The SKC Psychology department offers two degrees. The Associate of Arts (A.A.) in Psychology is a two-year degree that will prepare you to go on for a Bachelor’s degree psychology or transfer to another program or college. It provides courses in human behavior, communication skills, and general education subject areas. The Bachelor of Arts (B.A.) in Psychology can be earned in two different ways, or tracks. If you are interested in graduate school in psychology, counseling, research or other fields, the Research Track is for you. If your goal is to attain a Bachelor’s degree and work in a field that requires knowledge of human behavior, then you may want the General Track. Differences between these two tracks have to do with types of coursework you will take, but both require well-developed skills in writing and communication.
The Psychology degree program is grounded in the 4C’s: communication, cultural competency, citizenship, and critical (or clear) thinking. Coursework draws from both Western and Indigenous models of learning, and the program is designed to meet the unique needs of tribal students who live and work in their home communities.
The psychology department offers the Associate of Arts and the Bachelor of Arts programs in a 2-and-2-degree format. This means that students first complete the two-year Associate of Arts degree, and then go into the Bachelor of Arts program for two more years. A student may stop after earning the A.A. or may go on to a variety of other Bachelor’s programs, at SKC or elsewhere.
The psychology department is small. Classes seldom have more than 25 students, and a more likely size is 10-15 students. In the Bachelor of Arts program, classes are even smaller. This allows students to receive individualized attention throughout their education, and the relationships built through advising and mentoring are unique strengths of the program. Additionally, students have the opportunity to develop significant supportive relationships amongst themselves as they go through the psychology program at SKC.

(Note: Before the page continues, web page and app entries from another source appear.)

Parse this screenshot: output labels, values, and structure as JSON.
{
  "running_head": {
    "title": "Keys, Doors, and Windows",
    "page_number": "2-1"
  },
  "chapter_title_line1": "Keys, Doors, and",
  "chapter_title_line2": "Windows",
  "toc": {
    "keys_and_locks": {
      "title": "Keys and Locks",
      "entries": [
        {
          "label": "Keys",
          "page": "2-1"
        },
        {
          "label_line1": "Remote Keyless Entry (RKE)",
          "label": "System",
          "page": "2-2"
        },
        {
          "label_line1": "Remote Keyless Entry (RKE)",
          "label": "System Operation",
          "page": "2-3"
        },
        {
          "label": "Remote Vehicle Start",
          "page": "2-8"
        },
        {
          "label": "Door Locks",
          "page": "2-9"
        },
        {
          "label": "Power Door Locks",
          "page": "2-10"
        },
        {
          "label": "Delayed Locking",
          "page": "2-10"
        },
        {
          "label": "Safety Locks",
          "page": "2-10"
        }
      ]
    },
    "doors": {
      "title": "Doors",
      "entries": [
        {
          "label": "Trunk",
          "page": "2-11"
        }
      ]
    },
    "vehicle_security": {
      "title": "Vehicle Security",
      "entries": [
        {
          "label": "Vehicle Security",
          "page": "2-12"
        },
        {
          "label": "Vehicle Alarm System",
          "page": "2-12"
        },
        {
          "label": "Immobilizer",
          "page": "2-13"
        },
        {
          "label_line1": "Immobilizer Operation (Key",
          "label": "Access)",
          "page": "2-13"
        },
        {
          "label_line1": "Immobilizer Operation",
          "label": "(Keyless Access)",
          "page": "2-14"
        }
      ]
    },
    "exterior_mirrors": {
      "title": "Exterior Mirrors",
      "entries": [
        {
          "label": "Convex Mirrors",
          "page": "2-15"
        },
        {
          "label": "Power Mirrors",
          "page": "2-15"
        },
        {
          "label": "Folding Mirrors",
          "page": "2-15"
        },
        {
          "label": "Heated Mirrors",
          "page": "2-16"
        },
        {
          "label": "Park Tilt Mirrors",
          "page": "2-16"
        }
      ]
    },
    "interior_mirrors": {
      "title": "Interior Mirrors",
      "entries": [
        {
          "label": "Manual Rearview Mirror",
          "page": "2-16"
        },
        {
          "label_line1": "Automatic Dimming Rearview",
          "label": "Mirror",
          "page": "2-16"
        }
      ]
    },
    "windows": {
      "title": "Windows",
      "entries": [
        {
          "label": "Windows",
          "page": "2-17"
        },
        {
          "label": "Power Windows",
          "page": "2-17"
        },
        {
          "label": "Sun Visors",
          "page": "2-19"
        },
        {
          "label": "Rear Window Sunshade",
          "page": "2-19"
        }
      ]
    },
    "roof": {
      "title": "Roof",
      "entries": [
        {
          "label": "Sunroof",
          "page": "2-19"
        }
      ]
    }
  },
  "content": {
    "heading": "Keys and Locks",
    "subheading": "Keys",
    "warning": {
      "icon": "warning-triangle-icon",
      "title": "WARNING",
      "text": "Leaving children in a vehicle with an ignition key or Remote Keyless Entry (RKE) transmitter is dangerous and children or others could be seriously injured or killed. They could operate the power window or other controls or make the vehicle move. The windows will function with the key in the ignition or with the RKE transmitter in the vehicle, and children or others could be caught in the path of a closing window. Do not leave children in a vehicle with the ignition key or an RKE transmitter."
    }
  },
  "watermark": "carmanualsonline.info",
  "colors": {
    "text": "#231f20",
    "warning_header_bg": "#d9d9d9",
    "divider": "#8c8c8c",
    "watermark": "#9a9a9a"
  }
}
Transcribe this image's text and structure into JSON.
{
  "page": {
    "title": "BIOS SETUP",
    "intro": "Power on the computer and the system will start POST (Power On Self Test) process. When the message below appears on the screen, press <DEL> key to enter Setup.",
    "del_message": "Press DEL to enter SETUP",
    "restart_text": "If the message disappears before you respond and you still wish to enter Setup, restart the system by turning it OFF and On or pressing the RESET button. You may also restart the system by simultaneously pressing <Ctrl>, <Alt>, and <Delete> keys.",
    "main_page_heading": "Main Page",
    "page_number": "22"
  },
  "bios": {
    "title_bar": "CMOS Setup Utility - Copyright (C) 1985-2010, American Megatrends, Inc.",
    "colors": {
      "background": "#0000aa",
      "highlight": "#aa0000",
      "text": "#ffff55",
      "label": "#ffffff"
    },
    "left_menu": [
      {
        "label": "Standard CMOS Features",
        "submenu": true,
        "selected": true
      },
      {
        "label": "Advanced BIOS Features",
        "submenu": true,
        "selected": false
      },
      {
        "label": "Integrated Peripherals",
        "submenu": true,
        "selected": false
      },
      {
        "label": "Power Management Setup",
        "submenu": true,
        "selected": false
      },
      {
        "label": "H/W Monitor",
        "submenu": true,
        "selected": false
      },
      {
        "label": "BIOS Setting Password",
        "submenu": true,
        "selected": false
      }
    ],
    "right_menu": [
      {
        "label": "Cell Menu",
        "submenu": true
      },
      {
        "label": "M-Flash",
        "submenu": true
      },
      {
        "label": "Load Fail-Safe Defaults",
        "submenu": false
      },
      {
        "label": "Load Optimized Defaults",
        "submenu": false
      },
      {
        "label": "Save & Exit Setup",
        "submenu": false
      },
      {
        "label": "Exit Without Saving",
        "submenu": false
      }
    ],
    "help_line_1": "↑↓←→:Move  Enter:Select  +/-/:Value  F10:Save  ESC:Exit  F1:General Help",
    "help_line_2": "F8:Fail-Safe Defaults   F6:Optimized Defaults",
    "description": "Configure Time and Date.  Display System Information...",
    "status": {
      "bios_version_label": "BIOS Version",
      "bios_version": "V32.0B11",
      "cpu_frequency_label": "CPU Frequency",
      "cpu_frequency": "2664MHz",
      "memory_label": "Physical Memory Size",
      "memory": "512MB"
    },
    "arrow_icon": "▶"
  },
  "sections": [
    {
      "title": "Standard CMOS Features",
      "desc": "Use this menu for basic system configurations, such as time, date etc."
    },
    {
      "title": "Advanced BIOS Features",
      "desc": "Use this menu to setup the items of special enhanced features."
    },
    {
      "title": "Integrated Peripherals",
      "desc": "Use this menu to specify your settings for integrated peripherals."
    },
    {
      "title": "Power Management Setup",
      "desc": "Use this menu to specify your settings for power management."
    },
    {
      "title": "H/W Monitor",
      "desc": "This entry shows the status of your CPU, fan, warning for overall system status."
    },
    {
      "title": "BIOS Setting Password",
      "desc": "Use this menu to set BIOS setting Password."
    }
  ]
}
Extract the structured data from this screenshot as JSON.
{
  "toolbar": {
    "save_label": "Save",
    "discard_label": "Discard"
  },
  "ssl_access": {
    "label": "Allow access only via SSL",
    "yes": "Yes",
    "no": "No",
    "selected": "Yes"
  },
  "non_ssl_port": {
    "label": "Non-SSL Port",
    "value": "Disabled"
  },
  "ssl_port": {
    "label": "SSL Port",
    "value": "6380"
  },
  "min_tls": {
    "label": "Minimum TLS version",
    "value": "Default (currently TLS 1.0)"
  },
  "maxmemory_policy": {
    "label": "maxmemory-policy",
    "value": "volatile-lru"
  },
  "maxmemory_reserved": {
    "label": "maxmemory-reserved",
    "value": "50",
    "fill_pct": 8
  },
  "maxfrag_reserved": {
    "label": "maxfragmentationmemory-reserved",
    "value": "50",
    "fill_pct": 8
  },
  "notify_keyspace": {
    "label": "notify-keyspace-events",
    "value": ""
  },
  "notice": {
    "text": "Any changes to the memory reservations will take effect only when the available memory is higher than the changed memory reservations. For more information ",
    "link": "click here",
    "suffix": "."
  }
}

Psychology students come from many different tribes, cultures and walks of life. You will have the opportunity to meet and learn about people of many ages, ethnic groups, experiences, backgrounds and abilities. Everyone in the program – faculty and students alike – lends their own perspectives, knowledge, cultural strengths and educational goals to the mix, and the result can be a life-changing experience. The study of human behavior is about all the different ways to be and function as a human being (meaning there are approximately seven billion different perspectives!) and you are invited to enter the program bringing an open mind and the gift of your own unique experiences.
A bachelor’s degree in Psychology leads to graduate school or to many different types of career options. Careers that require interpersonal, analytical, writing and research skills can be found in Administration, Management, PR, Human Resources, Law or Law Enforcement. Careers for psychology graduates in social services include Career Counseling, Allied Health, Community Advocacy, Coordination of Services, and Psychology Technician positions. A degree in psychology is an excellent background for certification in Chemical Dependency counseling.
At the Master’s or PhD level, psychology graduates specialize in areas such as Adult or Child Counseling, Clinical Psychology, Forensics, School Psychology, Research or Law. Entry into graduate programs is competitive, but because of the need for mental health practitioners in Indian Country, there are many opportunities for Native American students who get a degree in psychology.
Psychology or Psychology-related jobs advertised in rural areas of Montana show salary ranges of $11.23-18.00/hr at the Bachelor’s level, $19.54-29.04/hr at the Master’s level, and $59,000-61,000/yr at the PhD level. Training and experience requirements vary.